Continue reading “Inherited debt? What if your parents die broke?”
What does it mean to have ‘mental capacity’ when it comes to signing a will or an important legal document? This has recently become a hot topic, with new case law shining some much-needed light on the subject. It’s also something that families need to be aware of as their loved ones age.
Mental capacity, as a concept, seems straightforward and self-explanatory. Common sense would suggest that if there is even a slight question as to a will-maker’s capacity, an assessment should be carried out to ensure they fully understand the provisions in their will, as well as the possible consequences that could arise from them.
Continue reading “Making sure your loved one is mentally capable when signing their will”
As parents age, their children often find they need to take an increasing role in looking after them. Unpalatable as it seems, it’s important to think about the legal difficulties that can arise where one member of the family has assumed responsibility.
If questions are asked some time later, it may not be enough to say “but that is what mum/dad wanted”. We also explain the restrictions on when an attorney (the person who holds the Enduring Power of Attorney) can benefit from the decisions they make.
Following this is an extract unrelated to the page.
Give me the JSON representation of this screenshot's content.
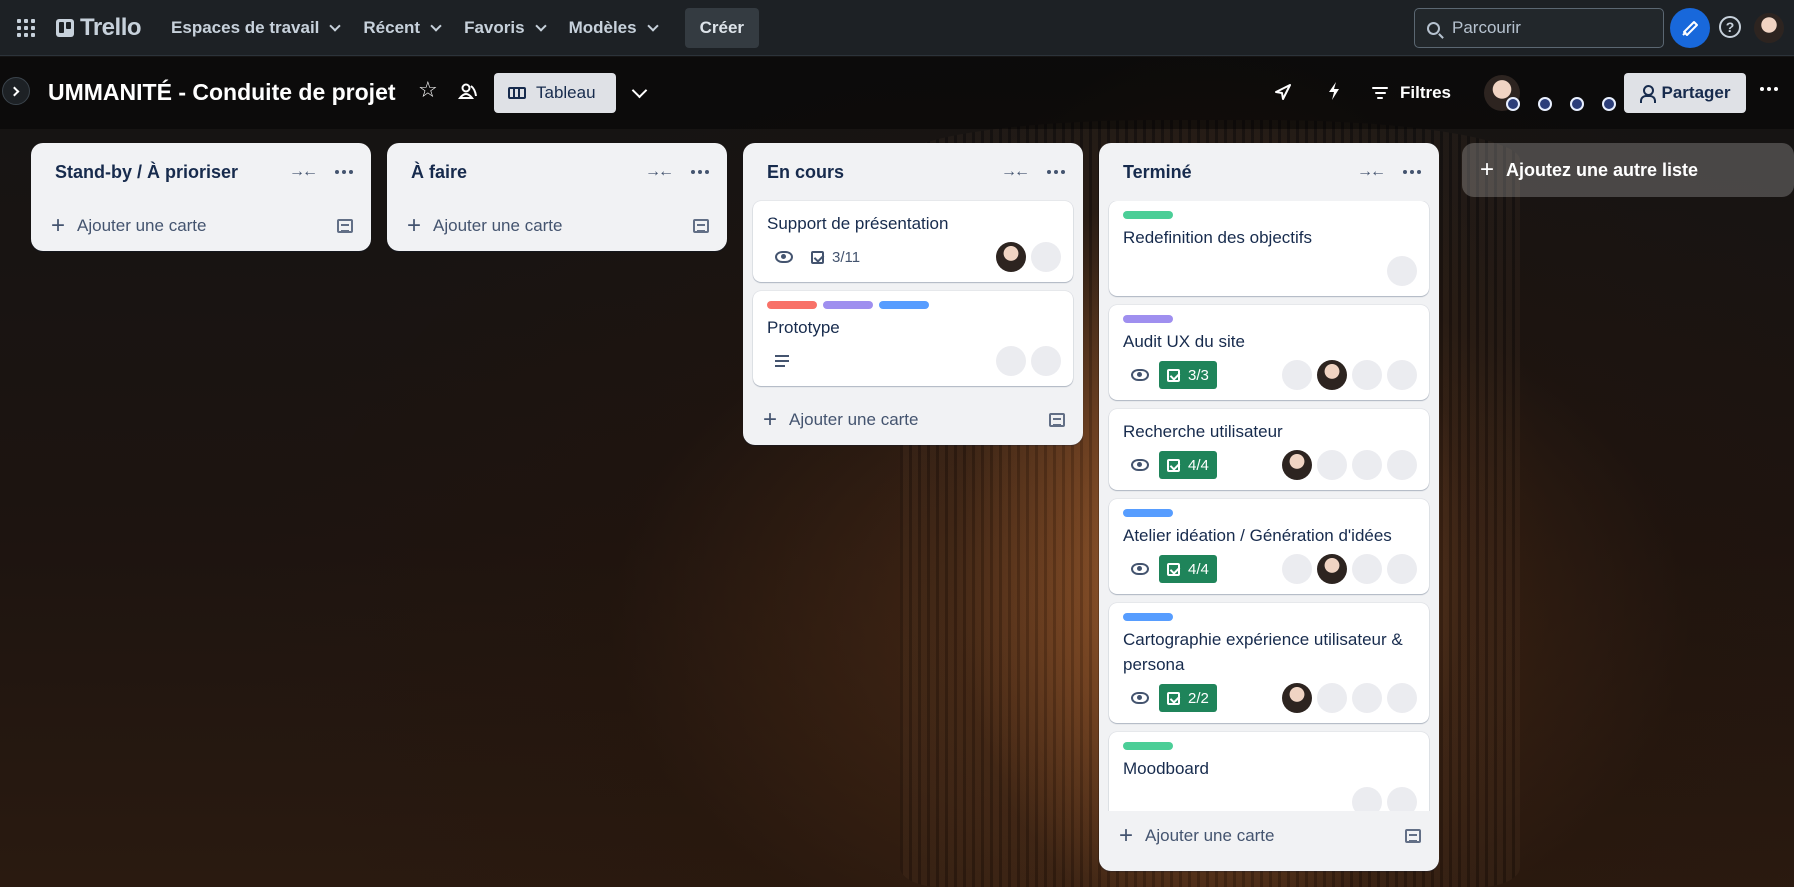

We touch on the issues where a parent later needs to go into care.
Often elderly people do not want to live alone. Buying a unit in a retirement village, or some other form of sheltered accommodation, may be a good option. Others may find buying a unit is not financially possible or desirable. Some prefer to stay with one of the family. In that case, an increasing burden may be thrown on the family member who is providing care. These arrangements should be recorded carefully and it’s important to get legal advice.
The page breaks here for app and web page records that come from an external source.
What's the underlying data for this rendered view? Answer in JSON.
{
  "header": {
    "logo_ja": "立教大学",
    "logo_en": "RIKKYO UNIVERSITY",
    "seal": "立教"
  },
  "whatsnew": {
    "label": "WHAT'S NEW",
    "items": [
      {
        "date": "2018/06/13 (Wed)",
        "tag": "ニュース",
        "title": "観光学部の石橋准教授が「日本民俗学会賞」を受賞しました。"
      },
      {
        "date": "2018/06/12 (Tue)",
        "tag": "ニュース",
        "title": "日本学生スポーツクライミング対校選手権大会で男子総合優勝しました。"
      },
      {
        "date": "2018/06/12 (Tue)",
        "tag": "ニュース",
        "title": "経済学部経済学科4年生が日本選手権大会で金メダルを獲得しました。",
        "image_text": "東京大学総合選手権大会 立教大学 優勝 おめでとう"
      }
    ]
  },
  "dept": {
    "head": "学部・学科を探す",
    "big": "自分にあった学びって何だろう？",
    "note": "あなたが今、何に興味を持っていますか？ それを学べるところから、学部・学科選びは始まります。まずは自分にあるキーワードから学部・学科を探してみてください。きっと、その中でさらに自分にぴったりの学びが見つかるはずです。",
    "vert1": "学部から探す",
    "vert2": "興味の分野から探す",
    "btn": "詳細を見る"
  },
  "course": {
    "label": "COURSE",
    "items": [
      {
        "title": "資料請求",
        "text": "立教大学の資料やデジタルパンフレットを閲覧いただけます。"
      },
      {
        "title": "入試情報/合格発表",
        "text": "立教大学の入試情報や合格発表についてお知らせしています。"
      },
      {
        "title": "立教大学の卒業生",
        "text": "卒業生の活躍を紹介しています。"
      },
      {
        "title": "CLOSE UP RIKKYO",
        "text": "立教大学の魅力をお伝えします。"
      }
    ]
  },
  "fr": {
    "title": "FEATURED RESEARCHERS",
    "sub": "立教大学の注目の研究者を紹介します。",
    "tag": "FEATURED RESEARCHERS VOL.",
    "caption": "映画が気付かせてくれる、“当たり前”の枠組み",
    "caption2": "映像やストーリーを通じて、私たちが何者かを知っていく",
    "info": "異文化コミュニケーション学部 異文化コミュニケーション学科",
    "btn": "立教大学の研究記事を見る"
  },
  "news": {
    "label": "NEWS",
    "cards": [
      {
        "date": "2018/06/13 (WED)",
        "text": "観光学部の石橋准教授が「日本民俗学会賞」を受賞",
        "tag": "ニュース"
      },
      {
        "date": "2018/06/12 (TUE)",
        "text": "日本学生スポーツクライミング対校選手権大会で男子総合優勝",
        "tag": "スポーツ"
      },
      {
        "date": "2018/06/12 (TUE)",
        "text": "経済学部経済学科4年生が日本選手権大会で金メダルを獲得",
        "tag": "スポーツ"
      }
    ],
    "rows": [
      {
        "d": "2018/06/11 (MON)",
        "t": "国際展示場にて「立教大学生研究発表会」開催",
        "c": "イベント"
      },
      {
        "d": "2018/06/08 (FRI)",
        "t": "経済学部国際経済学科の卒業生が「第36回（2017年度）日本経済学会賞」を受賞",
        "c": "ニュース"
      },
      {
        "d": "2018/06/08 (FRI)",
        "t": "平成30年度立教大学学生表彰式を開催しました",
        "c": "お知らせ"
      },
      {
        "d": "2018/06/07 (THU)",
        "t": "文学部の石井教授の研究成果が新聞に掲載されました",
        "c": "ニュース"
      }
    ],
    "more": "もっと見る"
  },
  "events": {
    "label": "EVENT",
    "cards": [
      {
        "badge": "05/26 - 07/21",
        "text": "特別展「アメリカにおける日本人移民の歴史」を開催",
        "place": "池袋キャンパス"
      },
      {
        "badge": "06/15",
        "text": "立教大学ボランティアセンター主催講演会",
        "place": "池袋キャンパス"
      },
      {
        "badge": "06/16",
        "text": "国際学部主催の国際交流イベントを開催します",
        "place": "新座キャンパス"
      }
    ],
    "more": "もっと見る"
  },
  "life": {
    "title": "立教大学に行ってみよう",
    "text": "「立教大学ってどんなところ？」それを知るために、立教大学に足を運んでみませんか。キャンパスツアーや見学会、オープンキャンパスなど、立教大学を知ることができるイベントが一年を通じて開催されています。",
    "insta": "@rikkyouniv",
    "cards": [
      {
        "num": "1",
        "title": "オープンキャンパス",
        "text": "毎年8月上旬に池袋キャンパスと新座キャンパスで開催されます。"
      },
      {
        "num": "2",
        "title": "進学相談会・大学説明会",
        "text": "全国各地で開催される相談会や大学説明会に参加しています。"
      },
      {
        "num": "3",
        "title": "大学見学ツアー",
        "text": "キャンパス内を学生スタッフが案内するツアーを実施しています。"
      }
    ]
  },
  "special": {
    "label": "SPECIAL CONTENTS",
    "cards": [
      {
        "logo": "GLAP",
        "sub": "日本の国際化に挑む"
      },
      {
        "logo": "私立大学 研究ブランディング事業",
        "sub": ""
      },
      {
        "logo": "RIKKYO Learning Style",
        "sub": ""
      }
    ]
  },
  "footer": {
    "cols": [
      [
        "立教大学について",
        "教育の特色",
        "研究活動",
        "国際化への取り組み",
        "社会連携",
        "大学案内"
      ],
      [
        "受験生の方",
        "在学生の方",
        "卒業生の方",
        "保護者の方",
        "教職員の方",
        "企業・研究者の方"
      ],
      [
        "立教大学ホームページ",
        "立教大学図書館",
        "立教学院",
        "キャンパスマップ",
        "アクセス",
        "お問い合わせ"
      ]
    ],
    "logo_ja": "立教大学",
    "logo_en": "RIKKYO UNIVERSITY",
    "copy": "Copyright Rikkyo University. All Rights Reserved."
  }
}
Continue reading “When Grandma comes to live with us”
Entitlements under your spouse or partner’s will
When your spouse or partner dies you will need to make a very important decision between your entitlements under their will and potential claims against their estate. We discuss the implications of that decision, some of the issues that it raises and the consequences of the choice that you make.
In 2002 the law in New Zealand was changed so that when one of the spouses to a marriage or one of the partners in a de facto relationship of more than three years dies, the death for most purposes is treated the same as separation. Under the Matrimonial Property Act 1976, when a married couple separated the general rule was that their matrimonial property was split 50/50.
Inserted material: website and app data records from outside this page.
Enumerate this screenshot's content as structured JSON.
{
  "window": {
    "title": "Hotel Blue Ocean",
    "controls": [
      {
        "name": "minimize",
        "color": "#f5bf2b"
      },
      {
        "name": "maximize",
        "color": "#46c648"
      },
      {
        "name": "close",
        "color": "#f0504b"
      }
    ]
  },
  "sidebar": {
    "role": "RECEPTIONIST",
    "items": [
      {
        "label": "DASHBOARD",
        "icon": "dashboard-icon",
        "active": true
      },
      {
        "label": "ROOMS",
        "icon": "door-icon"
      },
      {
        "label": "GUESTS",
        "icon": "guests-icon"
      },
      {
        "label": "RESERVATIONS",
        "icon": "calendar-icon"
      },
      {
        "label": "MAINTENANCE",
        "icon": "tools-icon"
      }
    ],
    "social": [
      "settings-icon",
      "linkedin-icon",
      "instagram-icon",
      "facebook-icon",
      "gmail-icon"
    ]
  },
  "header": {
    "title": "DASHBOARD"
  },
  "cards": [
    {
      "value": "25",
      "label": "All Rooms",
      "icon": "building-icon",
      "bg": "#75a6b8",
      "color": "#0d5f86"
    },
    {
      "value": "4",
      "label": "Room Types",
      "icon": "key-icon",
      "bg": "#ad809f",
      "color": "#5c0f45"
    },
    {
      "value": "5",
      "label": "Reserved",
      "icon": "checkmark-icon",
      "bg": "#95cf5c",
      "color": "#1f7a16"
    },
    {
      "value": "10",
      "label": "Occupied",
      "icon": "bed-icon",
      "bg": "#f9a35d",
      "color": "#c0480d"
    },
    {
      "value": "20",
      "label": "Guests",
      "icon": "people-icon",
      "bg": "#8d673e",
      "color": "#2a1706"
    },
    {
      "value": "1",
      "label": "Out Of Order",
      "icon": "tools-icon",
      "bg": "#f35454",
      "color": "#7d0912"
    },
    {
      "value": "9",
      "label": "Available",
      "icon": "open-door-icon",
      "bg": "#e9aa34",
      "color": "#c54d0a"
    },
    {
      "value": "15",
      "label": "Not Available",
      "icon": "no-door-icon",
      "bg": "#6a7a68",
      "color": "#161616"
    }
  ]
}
The changes to the law in 2002 extended this division to the situation where one of the spouses or de facto couples dies leaving a surviving spouse or partner. For practical purposes, death is treated the same as a separation under the Property (Relationships) Act 1976, known as the PRA.
Continue reading “Option A or Option B? That is the question!”
Can it be fair for everyone?
Making sure everyone you care about gets a fair share of your property after you die is an issue most of us grapple with. This may also have additional complications when you have a blended family.
It’s not always as easy as just writing your Will and specifying who gets what. There are several statutes that give family members and/or your new partner’s family, a right to contest your Will. The two main statutes are the Family Protection Act 1955 (FPA) and the Property (Relationships) Act 1976 (PRA).
Leaving it all to your partner?
A common way of structuring your affairs is to leave everything to your partner or spouse, knowing they will provide for your children as well as their own in their Will. These are often called ‘mirror Wills’. Unfortunately, this structure doesn’t always satisfy all the children involved, as we have seen in several recent court cases. You also run the risk of your partner or spouse changing their Will at a later date after you have died.
Continue reading “Blended Families – Wills and Trusts”